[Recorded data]
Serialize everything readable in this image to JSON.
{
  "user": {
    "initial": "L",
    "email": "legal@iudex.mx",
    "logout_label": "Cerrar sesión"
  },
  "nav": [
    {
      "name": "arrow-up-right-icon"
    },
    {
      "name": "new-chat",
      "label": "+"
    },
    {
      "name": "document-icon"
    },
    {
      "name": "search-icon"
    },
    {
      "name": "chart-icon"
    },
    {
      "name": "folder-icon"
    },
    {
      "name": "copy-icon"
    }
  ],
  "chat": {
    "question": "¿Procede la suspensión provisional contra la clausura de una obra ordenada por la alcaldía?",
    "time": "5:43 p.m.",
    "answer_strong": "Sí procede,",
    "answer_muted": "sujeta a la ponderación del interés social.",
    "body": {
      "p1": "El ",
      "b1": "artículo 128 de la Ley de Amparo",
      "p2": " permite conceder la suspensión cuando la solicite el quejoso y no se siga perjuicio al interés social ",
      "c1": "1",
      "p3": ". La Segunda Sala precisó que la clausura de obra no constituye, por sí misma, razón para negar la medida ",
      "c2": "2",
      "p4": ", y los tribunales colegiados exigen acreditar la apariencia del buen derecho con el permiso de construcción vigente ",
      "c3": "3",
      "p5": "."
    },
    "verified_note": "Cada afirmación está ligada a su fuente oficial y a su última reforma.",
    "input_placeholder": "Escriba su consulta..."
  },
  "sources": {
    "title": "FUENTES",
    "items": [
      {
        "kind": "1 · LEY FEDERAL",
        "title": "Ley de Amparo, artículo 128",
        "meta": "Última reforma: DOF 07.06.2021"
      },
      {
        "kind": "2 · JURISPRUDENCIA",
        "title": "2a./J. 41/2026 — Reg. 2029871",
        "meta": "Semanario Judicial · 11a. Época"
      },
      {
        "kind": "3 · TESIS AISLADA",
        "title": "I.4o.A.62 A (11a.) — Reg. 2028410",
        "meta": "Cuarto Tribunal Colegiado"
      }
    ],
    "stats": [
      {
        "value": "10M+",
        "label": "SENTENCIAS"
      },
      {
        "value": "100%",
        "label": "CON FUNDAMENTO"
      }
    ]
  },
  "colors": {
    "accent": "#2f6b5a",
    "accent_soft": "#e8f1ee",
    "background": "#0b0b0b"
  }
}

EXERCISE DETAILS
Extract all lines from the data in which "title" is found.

TASK RESULT
    "title": "FUENTES",
        "title": "Ley de Amparo, artículo 128",
        "title": "2a./J. 41/2026 — Reg. 2029871",
        "title": "I.4o.A.62 A (11a.) — Reg. 2028410",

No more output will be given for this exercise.